In Jesus’ parable, the prodigal son does not see himself worthy of the privileges a bond slave has over a hired servant. He no longer hopes for any special treatment whatsoever. The depth of his repentance makes him willing to be cut off from any meaningful relationship with his family, resigned to a life of independence that will make him a slave of loneliness. Fortunately, his father’s love and mercy save the son from such a fate, providing what the son could never provide for himself. What a beautiful story of God’s saving grace!

Tuesday, November 2, 2010

No Original Carnivores?

Biblegems #12
In a comment on Biblegems #8, “The First Carnivores,” the question was raised: So does this mean there were no original carnivores?

The short answer is Yes… and No!

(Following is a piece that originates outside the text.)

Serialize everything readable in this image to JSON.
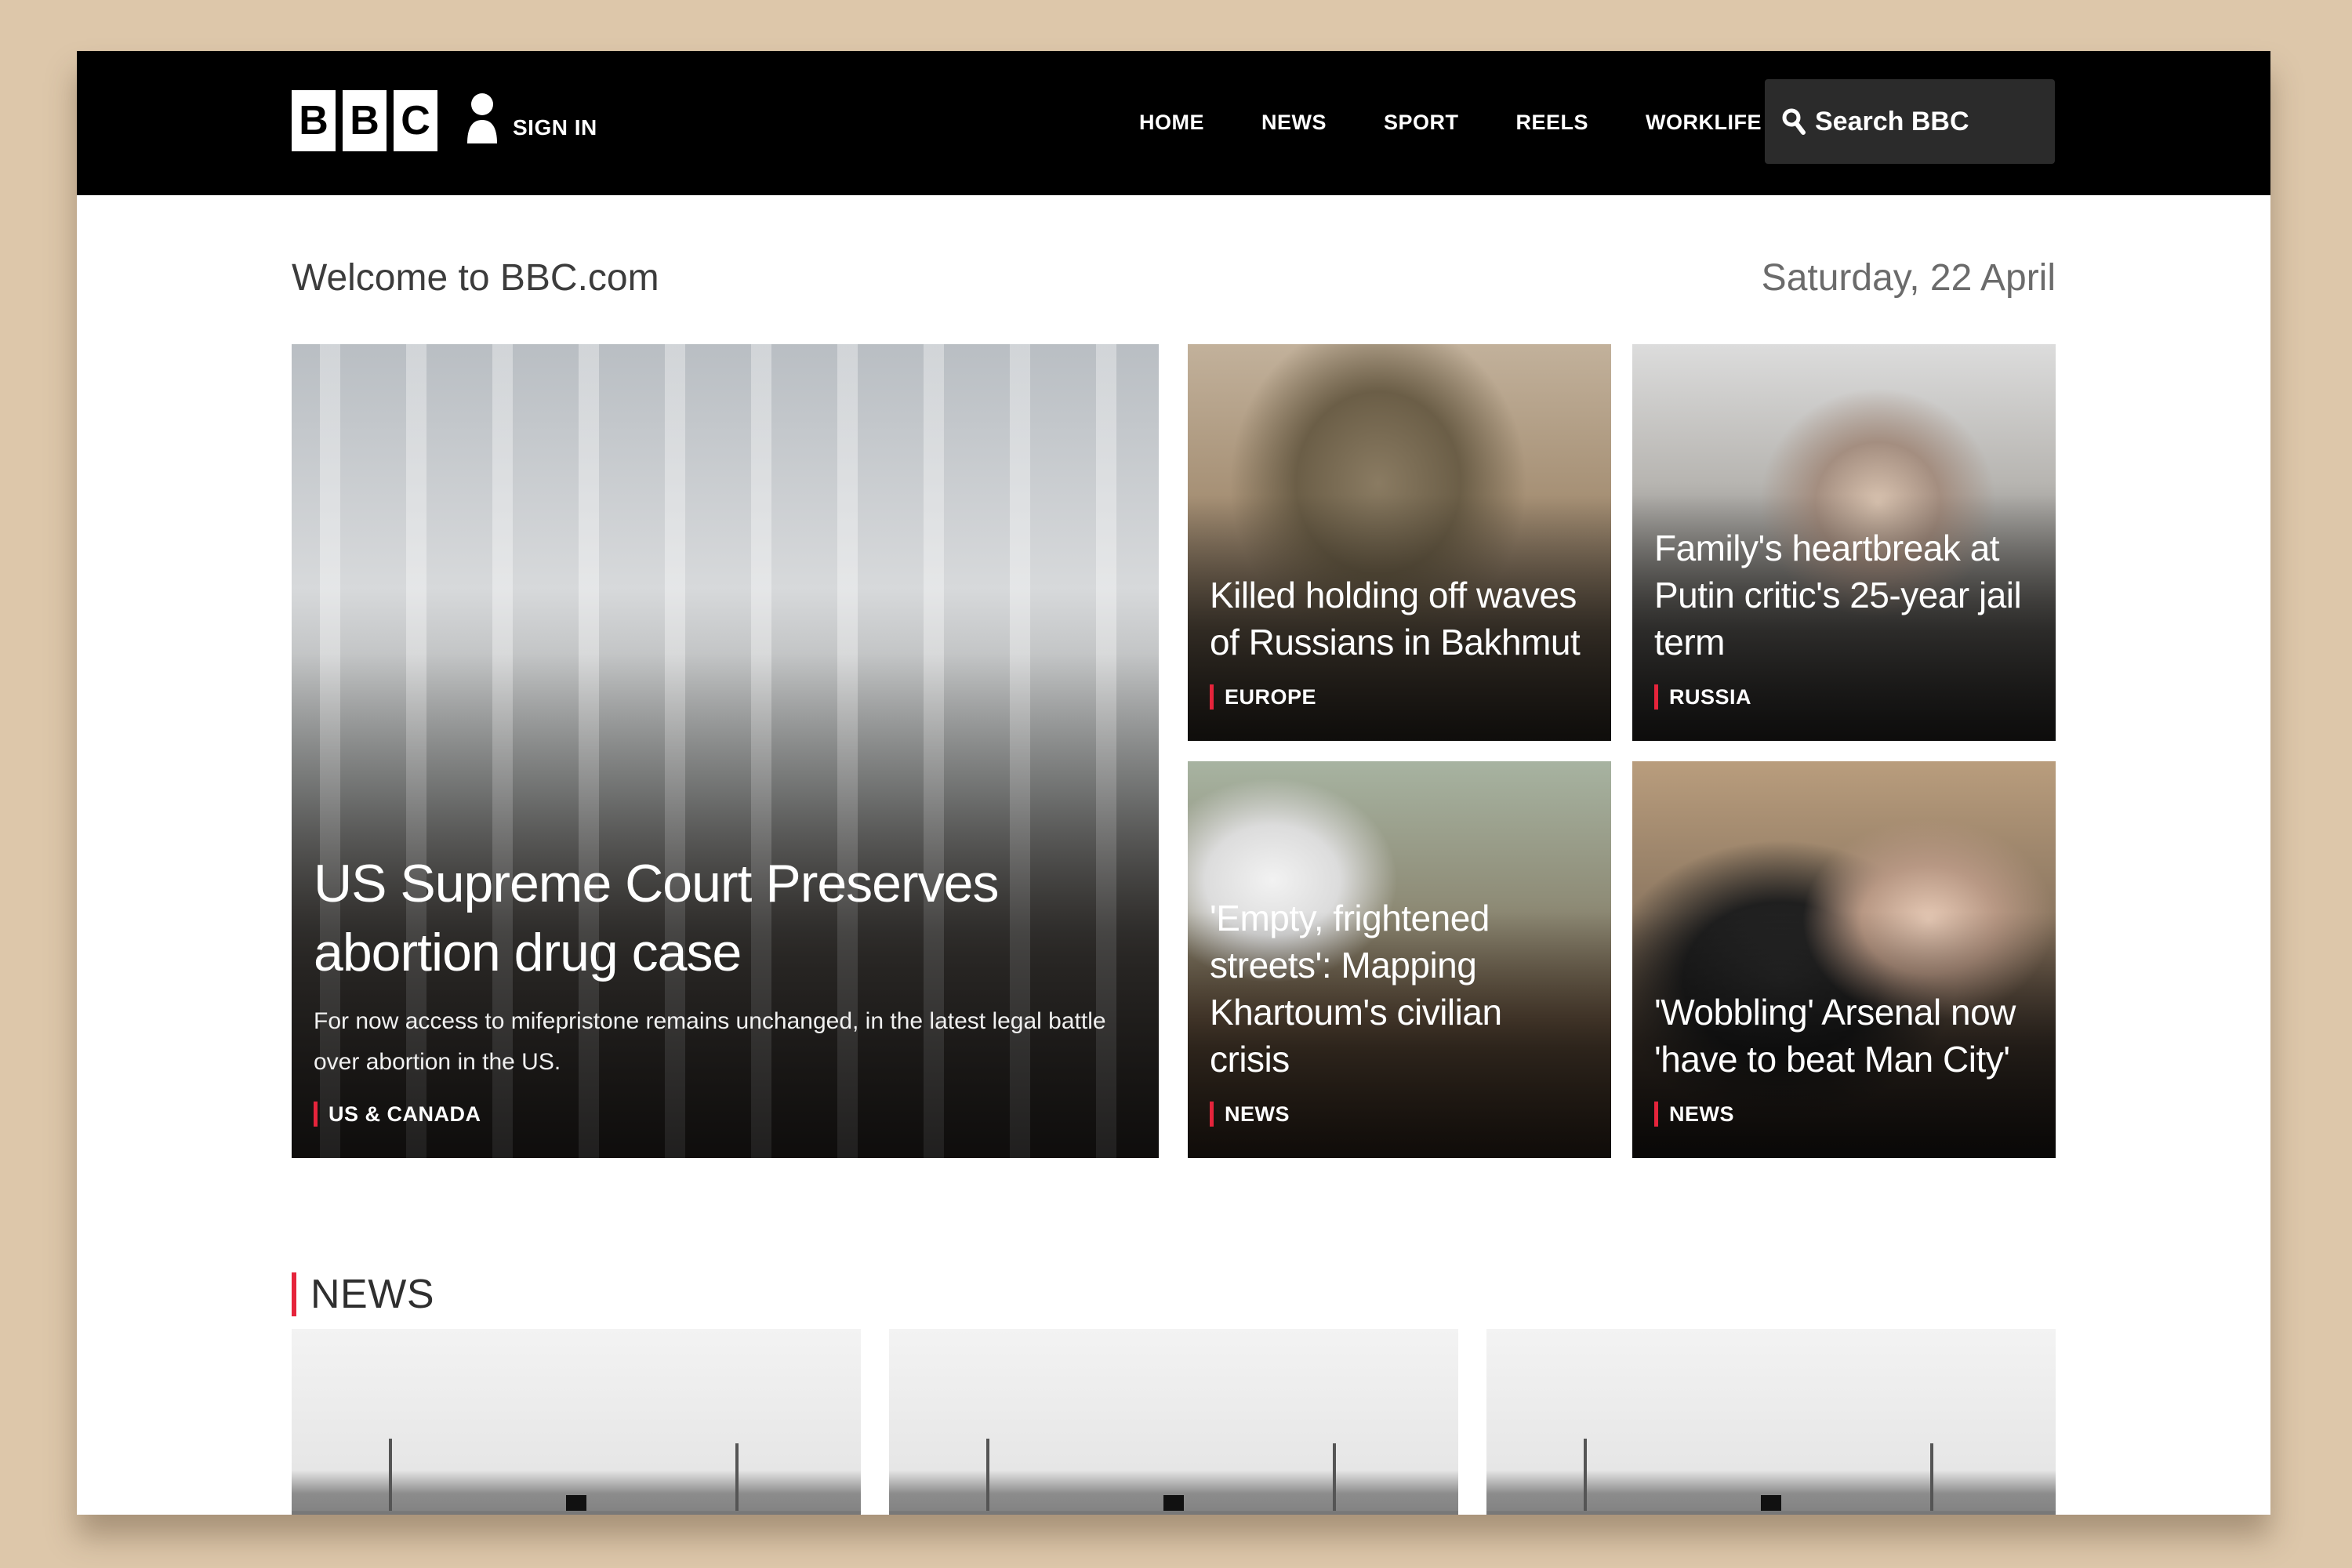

As was stated in Biblegems #8, carnivores such as lions, tigers and bears probably existed with the ability to eat other animals while Adam and Eve still inhabited the Garden of Eden, but they were commanded by God to eat only vegetation. The same would have been true of the first two humans as well. They had the physical capabilities necessary for eating meat but were restricted by God to a vegetarian diet until after the flood. Genesis 1:29-30 tells us:
           Then God said, “I give you every seed-bearing plant on the face of the whole earth and every tree that has fruit with seed in it. They will be yours for food. And to all the beasts of the earth and all the birds of the air and all the creatures that move on the ground—everything that has the breath of life in it—I give every green plant for food.” And it was so.

The real question is, why? If God made people and animals with the ability to eat meat, and later gave His approval for eating meat, why was it not permitted in the early days of creation before the Fall of man?

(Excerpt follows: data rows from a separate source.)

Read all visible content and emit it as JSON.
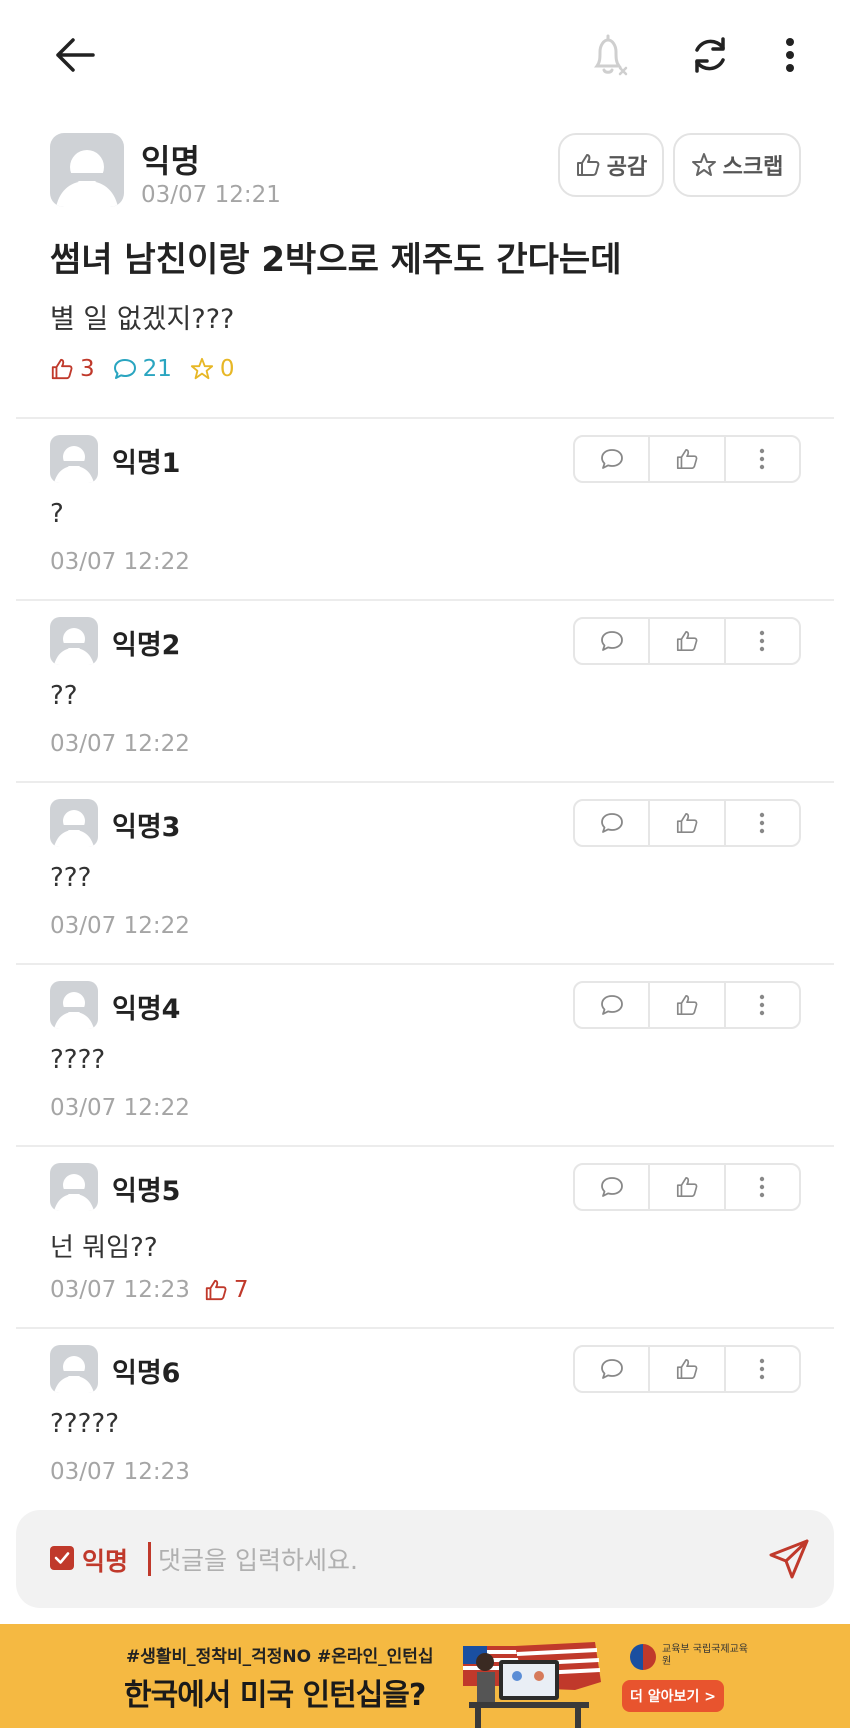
{
  "post": {
    "author": "익명",
    "time": "03/07 12:21",
    "like_button": "공감",
    "scrap_button": "스크랩",
    "title": "썸녀 남친이랑 2박으로 제주도 간다는데",
    "body": "별 일 없겠지???",
    "stats": {
      "likes": "3",
      "comments": "21",
      "scraps": "0"
    }
  },
  "comments": [
    {
      "author": "익명1",
      "body": "?",
      "time": "03/07 12:22",
      "votes": ""
    },
    {
      "author": "익명2",
      "body": "??",
      "time": "03/07 12:22",
      "votes": ""
    },
    {
      "author": "익명3",
      "body": "???",
      "time": "03/07 12:22",
      "votes": ""
    },
    {
      "author": "익명4",
      "body": "????",
      "time": "03/07 12:22",
      "votes": ""
    },
    {
      "author": "익명5",
      "body": "넌 뭐임??",
      "time": "03/07 12:23",
      "votes": "7"
    },
    {
      "author": "익명6",
      "body": "?????",
      "time": "03/07 12:23",
      "votes": ""
    }
  ],
  "input": {
    "anonymous_label": "익명",
    "anonymous_checked": true,
    "placeholder": "댓글을 입력하세요."
  },
  "ad": {
    "tags": "#생활비_정착비_걱정NO #온라인_인턴십",
    "title": "한국에서 미국 인턴십을?",
    "org": "교육부 국립국제교육원",
    "cta": "더 알아보기 >"
  },
  "colors": {
    "accent": "#c0392b",
    "comment_stat": "#2aa5c0",
    "scrap_stat": "#e7b726",
    "muted": "#a5a5a5",
    "ad_background": "#f5b942"
  }
}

The answer is that the death of living beings was not part of the original creation design. As normal as death seems to us now as part of the “circle of life,” it was not that way in the beginning. Death was introduced to the created realm by sin:
         Rom. 6:23: For the wages of sin is death, but the gift of God is eternal life in Christ Jesus our Lord.

And in the New Heavens and New Earth, death will no longer be part of the universe:
Rev. 21:3-4: And I heard a loud voice from the throne saying, “Now the dwelling of God is with men, and he will live with them. They will be his people, and God himself will be with them and be their God. He will wipe every tear from their eyes. There will be no more death or mourning or crying or pain, for the old order of things has passed away.”

The “old order” referred to in Revelation 21 is the current order of man’s rebellion against God and the devastation that rebellion has brought into God’s beautiful creation throughout history. Before the Fall of man human beings were given the role and the authority to control the behavior of earth’s creatures:
           Gen. 1:28: God blessed them and said to them, “Be fruitful and increase in number; fill the earth and subdue it. Rule over the fish of the sea and the birds of the air and over every living creature that moves on the ground.”

Since the Fall of man earth’s creatures no longer recognize man’s authority over them. The created realm exists in a state of turmoil and confusion, instinctively awaiting the day when mankind will be restored to a right relationship with his Creator and to his rightful place of authority in the universe:
          Rom. 8:19-22: The creation waits in eager expectation for the sons of God to be revealed. For the creation… itself will be liberated from its bondage to decay and brought into the glorious freedom of the children of God.

That day will come with the return of Jesus Christ in glory, bringing with Him all those who have put their faith in Him during this time of sin, suffering and death. At that time Jesus will establish His kingdom and the sons and daughters of God will reign with Him forever (Rev. 5:10; 20:6; 22:5). And from that time on…
They will neither harm nor destroy
on all my holy mountain,
for the earth will be full of the knowledge of the LORD
as the waters cover the sea (Is. 11:9).